> **Problem statement**
Search the records for the word "grading" and pick out every line that has it.

Dataset rows describing interfaces

..........

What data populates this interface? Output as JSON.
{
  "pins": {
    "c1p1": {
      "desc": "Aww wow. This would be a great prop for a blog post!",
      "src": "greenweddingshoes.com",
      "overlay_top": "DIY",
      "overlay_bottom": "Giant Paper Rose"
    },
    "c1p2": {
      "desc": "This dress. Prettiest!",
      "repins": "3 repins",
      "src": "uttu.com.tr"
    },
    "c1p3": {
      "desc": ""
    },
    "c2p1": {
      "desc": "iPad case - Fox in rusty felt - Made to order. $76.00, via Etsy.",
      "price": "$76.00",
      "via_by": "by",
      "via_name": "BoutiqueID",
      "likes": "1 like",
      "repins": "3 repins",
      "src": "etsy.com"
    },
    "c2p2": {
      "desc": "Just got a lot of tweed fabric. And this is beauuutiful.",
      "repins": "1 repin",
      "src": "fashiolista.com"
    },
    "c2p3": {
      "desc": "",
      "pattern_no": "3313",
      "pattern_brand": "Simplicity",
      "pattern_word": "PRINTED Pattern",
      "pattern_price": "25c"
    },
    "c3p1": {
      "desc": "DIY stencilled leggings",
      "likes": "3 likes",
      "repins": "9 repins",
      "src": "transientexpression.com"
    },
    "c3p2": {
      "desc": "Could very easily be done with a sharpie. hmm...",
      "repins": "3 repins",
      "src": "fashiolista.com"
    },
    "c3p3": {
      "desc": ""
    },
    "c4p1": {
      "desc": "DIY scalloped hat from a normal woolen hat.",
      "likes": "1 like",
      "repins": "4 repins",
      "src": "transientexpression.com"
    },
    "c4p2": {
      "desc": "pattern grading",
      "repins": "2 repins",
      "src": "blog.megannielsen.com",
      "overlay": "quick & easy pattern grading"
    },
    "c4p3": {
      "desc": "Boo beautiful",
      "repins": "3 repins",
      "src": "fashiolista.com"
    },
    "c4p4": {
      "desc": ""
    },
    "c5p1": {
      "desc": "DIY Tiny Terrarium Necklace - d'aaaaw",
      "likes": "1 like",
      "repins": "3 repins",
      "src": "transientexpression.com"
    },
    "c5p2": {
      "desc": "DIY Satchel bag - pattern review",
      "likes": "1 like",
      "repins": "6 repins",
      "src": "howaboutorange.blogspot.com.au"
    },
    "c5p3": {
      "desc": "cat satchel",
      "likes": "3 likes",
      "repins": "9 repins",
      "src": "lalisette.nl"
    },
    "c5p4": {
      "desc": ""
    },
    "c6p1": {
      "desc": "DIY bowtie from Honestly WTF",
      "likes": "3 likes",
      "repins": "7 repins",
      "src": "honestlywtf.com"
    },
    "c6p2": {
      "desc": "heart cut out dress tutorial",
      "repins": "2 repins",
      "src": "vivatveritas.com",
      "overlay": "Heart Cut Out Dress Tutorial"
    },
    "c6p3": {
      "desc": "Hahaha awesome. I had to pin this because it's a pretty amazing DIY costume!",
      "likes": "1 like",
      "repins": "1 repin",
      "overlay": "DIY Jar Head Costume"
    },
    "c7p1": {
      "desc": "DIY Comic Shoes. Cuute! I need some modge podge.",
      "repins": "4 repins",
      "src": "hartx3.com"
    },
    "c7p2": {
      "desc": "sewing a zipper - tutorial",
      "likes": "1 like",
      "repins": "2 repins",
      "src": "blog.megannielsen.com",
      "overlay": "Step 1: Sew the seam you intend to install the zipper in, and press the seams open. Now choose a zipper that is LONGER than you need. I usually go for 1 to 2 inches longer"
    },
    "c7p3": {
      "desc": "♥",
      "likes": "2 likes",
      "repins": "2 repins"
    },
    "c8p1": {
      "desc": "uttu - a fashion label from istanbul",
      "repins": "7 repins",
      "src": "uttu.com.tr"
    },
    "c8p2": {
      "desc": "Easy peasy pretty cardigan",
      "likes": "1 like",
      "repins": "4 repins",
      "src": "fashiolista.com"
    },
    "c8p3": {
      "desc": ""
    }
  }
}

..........

> **Task solution**
      "desc": "pattern grading",
      "overlay": "quick & easy pattern grading"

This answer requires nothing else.